“It is unbearable. The Bank of Ghana cannot repeat this pattern in the next half of 2022 or it will run out of international reserves, which will scare away many investors,” Nsafoa asserts.
“It is time for the fiscal government, namely the Ministry of Finance, to find a way to go into the international market and borrow on its own instead of relying on the Bank of Ghana,” says Nsafoa.
But with Ghana repeatedly defaulting on its budget in recent years, credit rating agencies have consistently downgraded the country, making it difficult to attract investors.
On August 10, Fitch Ratings downgraded Ghana to CCC from B-, just after S&P downgraded Ghana’s local and foreign currency credit rating from B-/B to CCC+/C.
In response, the government said that credit rating agencies were preventing the country from accessing global capital markets.

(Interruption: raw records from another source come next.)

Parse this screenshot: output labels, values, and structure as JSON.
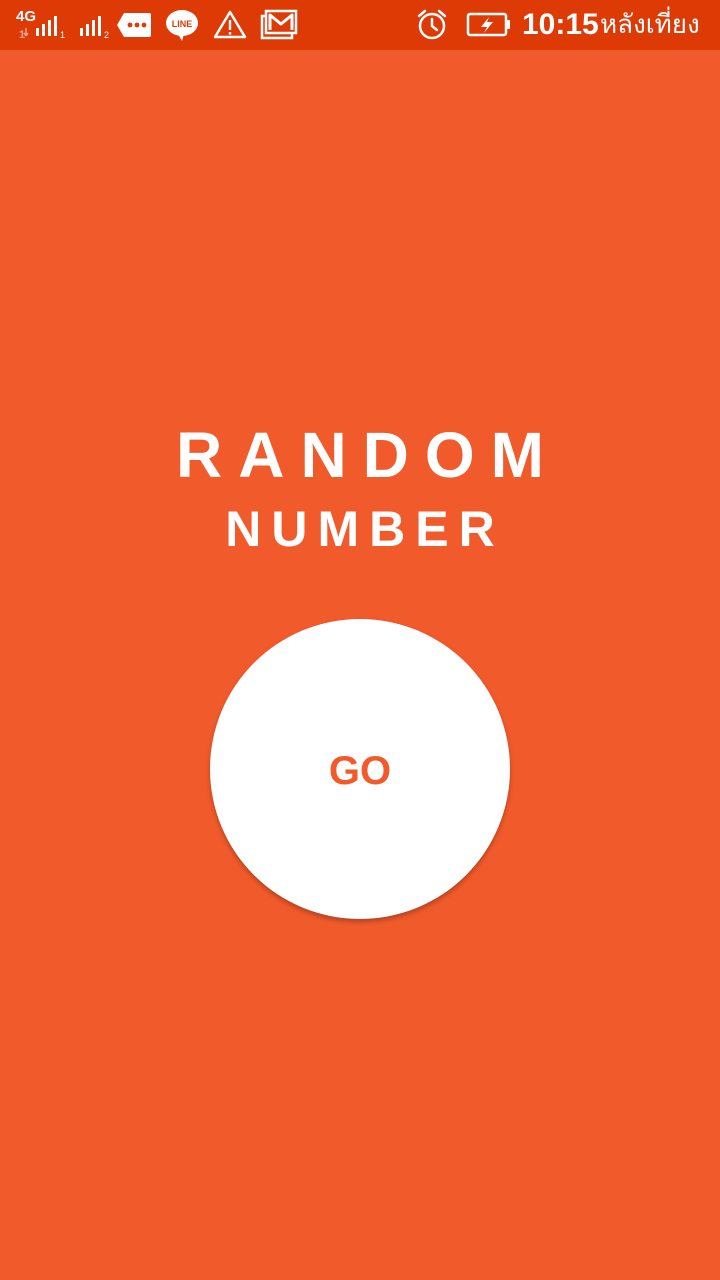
{
  "status_bar": {
    "network_label": "4G",
    "time": "10:15",
    "ampm": "หลังเที่ยง",
    "icons": [
      "signal-sim1-icon",
      "signal-sim2-icon",
      "message-icon",
      "line-app-icon",
      "warning-icon",
      "gmail-icon",
      "alarm-icon",
      "battery-charging-icon"
    ],
    "background_color": "#DE3A06"
  },
  "main": {
    "title_line1": "RANDOM",
    "title_line2": "NUMBER",
    "go_button_label": "GO",
    "background_color": "#F15A2B",
    "button_color": "#FFFFFF",
    "accent_color": "#F15A2B"
  }
}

“[We] disappointed by S&P’s decision to downgrade Ghana despite the bold policies adopted in 2022 to address macro-budget challenges and debt sustainability,” Ghana’s Ministry of Finance said at the time.
A deal with the IMF is on the horizon
In this context, the government requested a new IMF bailout, the 17th, only three years after the end of the previous IMF program.
“In 2021, given the country’s financial situation at the time, it was clear that no one in the international market was going to lend to Ghana,” says Nsafoa.
“At that moment, the government should have turned to the IMF, but did not go. I believe it would solve a lot of the problems we see now.”
About a month ago, a mission of IMF staff went to Accra to begin discussions on how best to solve Ghana’s problems.
Although Ghana is in the early stages of discussions for the IMF program, the deal is likely to take the form of the Extended Credit Facility for Low-Income Countries, the Fund’s main instrument for medium-term support for countries facing challenges similar to Ghana’s .
“If Ghana can get $3 billion from the IMF, it will be very helpful. This will help with most financial matters but also give them a certain level of credibility in the eyes of investors,” Nsafoa asserts.